Gore Vidal once famously said that each time one of his friends succeeds a little part of him dies. Recently I saw an article in the Times about a business run by an old friend of mine which gave me the opposite feeling. In ten years he has built a hugely successful business that not only employs a couple of handfuls of bright and brilliant people but also that wins awards for being amongst the best places to work in the UK. Not bad for someone who was forced into starting out on his own and without, as he said at the time, a single entrepreneurial gene in his body. But he’s done it by dint of hard work, luck (both good and bad) and many ups and downs. The whole thing made me think: why do some people become entrepreneurs when others don’t?
I once heard a very senior board director telling a journalist that it was “impossible to be entrepreneurial in a regulated company.” I remember thinking at the time what a load of tosh that statement was (something borne out by legions of subsequent leaders of that same company proving him to be spectacularly wrong.) However, even in unregulated companies it can often prove difficult to engender a free-spirited environment. I think that there are two reasons why that is the case:
The first is the way that organisations tend to be run. Hierarchy, not-invented-here syndrome, silo mentalities and a process-driven way of working can all lead to a repetitious and, potentially, stultifying environment. Innovation, a key part of entrepreneurial behaviour, is often strangled at birth by endless procurement processes or death by committee. Those people who do exhibit entrepreneurial attributes tend to be iconoclastic mould-breakers who spend their time fighting against the system. Often they don’t last long, either upping sticks to greener pastures or ending up tired and broken-spirited.
The second reason is the prevailing view that entrepreneurs, like leaders, are born. Plenty of books have been written by and about the Bransons and Sugars of the world. Common mythology seems to indicate that true entrepreneurs started early, usually involving some dubious playground activity, and shunned university in favour of an early start in the market. But it is plainly not the whole story. Thousands of shopkeepers and small businesses up and down the country are testiment to the fact that it is a mixture of opportunity and necessity that creates entrepreneurs. For sure, some people are temporarily less suited to the rigidity of working in structured organisations but there are plenty of career options for them that don’t require them to start their own business.
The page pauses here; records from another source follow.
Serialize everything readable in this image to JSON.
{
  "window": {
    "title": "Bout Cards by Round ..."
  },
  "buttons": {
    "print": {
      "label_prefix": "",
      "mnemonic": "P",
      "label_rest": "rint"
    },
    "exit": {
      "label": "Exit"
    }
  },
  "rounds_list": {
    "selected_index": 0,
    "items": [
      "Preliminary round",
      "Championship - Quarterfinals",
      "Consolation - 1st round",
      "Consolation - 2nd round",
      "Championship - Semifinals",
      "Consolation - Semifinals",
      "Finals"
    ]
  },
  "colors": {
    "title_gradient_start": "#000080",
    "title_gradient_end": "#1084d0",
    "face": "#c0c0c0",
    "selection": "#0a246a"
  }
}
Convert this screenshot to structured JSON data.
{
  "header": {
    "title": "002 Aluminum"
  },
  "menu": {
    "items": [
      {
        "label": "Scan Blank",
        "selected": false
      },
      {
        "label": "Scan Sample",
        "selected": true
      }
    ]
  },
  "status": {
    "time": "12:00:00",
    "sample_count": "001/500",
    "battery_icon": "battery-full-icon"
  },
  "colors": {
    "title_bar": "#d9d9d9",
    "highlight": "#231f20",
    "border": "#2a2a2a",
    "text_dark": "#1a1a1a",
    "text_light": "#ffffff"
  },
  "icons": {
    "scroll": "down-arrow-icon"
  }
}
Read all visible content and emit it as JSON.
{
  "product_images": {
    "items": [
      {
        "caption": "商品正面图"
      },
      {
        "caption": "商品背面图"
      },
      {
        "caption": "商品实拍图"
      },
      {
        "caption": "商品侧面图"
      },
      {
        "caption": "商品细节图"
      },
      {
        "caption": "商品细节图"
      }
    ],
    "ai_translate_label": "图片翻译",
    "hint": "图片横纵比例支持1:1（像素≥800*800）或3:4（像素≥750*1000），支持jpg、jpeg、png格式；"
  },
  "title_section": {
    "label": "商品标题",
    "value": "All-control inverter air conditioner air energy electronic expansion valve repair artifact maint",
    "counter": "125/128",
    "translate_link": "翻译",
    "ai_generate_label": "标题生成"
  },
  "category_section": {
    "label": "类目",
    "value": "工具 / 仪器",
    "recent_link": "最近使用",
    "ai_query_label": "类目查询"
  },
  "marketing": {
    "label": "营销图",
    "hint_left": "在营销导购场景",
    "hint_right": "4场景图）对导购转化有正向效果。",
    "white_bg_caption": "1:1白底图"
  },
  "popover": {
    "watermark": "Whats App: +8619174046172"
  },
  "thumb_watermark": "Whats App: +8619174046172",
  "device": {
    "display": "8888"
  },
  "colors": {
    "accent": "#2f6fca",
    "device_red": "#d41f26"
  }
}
Many organisations suffer from having employees who, despite elements of variable pay, churn out the same sort of work year in year out. Institutional capture and a financially secure environment combine to create workforces where risk-taking is rare. So the real question is how can more people be encouraged to take more control of their working lives and demonstrate a more entrepreneurial attitude within organisations. The answer for me lies in fundamentally changing the way that businesses are run, ditching the outdated command and control attitudes and introducing flatter, looser, and non-hierarchical approaches. Encouraging three-way communications and engaging people in changing the way they work will lead to the creation of an entrepreneurial mindset that will challenge legacy systems and attitudes. And all this needs to be supported with a pay and benefits package that rewards risk-taking and has a more equitable approach to sharing in success.
It is curious how so many organisations that were founded by spirited entrepreneurs have found themselves stuck in the rut of big company syndrome. So perhaps the solution is to recognise that whilst entrepreneurs aren’t born, they do require a less staid environment in order to flourish. After all, it’s neither nature nor nurture. It’s a combination of both.